Damon Young is a graduate student in Asia Pacific Studies at the University of San Francisco (USF), a TA for the Interdisciplinary Research Methods in Asia Pacific Studies course, and a Peer Mentor/Tutor for the MAPS program. I am spending this summer as an intern working on the Camp Digital Archive Project for the National Japanese American Historical Society and as a Research Assistant at USF exploring assimilation theory and the Korean immigrant experience in the Tenderloin district of San Francisco. My personal history with music from Korea began with waking up on the weekends to my parents playing songs by such artists as Yun Sooil, Cho Yongpil, or Lee Sunhee from our big home stereo system. These days I’m either grooving to Zion.T or Crush or bouncing to Keith Ape and the whole Cohort gang. But when I want to get down and get my “girl crush concept” on, I turn it up to Red Velvet (as I wait for Black Pink to debut!).
Beyond the Classroom: Undergraduate Research and Digital Humanities
CUR 2016 Biennial Conference | Tampa, FL | June 23-28, 2016
Students may be “digital natives,” but how can we channel their informal interaction with digital environments into a rich research experience?
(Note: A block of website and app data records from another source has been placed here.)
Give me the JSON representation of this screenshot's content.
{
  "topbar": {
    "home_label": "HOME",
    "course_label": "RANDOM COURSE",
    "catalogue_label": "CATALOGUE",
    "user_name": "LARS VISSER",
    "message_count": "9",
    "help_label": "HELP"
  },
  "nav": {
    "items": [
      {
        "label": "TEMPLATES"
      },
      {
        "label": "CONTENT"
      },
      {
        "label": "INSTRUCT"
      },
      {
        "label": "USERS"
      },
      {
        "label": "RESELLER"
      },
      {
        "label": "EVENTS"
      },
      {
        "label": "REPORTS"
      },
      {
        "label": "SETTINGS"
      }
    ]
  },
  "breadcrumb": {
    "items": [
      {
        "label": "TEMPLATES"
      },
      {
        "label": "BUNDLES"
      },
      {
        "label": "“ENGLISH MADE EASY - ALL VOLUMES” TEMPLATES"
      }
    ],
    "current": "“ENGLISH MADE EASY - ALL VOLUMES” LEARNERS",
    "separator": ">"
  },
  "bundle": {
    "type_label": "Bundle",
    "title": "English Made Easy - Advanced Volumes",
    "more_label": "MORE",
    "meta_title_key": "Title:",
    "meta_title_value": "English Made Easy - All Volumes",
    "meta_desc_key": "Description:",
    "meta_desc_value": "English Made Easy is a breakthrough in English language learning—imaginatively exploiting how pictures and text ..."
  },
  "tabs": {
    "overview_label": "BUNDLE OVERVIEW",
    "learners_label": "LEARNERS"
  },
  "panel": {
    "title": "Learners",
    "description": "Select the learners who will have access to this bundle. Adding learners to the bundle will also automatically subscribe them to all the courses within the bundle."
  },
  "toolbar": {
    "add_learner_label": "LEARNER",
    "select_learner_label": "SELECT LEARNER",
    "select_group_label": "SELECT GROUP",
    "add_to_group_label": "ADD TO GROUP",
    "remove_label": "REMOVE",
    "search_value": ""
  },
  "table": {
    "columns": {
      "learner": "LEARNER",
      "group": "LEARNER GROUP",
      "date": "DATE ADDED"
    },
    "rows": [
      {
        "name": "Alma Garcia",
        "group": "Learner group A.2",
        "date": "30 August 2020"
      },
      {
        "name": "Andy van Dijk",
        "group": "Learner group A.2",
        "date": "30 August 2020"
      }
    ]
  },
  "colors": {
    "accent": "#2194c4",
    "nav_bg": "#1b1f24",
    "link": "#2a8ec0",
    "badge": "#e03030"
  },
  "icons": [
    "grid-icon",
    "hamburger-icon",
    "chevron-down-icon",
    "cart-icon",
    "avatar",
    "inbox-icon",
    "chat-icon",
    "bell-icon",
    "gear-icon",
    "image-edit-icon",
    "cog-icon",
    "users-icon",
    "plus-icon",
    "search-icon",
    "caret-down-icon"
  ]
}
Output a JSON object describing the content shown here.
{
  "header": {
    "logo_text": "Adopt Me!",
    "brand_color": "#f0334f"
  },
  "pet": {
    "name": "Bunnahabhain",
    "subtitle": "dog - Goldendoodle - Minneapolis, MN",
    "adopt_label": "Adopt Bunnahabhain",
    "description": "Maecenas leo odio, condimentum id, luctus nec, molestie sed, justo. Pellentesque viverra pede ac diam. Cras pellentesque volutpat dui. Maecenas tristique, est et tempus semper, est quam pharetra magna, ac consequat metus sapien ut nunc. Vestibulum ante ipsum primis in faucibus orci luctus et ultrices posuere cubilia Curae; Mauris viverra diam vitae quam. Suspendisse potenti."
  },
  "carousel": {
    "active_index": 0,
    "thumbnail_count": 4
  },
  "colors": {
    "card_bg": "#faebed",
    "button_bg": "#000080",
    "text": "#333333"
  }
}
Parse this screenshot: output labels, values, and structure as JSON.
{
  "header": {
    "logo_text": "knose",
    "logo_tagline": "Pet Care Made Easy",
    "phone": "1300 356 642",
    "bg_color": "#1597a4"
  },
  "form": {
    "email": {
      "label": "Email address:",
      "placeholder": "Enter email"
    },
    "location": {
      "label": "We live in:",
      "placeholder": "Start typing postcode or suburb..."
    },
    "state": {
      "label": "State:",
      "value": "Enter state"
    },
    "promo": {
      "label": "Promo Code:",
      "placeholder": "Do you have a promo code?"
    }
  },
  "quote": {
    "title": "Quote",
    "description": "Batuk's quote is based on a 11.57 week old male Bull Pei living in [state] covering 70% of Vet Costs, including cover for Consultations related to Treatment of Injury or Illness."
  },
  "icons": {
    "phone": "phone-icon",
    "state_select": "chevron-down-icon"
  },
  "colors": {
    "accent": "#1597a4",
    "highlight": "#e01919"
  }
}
This presentation shares digital tools that students can use for Internet research and explores the challenges of working on co-curricular collaborative digital humanities projects with undergraduates.
Undergraduate research is often constructed within a curricular context, focusing on the face-to-face experience between an instructor and student as crucial to mentoring and the transmission of inquiry and research skills. This presentation shares the experience of a collaborative digital humanities project conducted through the Internet. Because of its digital nature, the project invited students globally to participate as research assistants. Students were trained, received feedback on their work and participated in a research community almost entirely in a digital environment. As a result, new models of engaging students online emerged from the project. The project introduced students to an array of digital tools and trained them in skills that they could use in their curricular lives beyond the project. At the same time, the project encountered several challenges involved with motivating an undergraduate population outside of a course working on an unfunded project. The presentation will explore how the digital presents new opportunities for undergraduate research, especially in areas where faculty mentorship exists outside of the institution.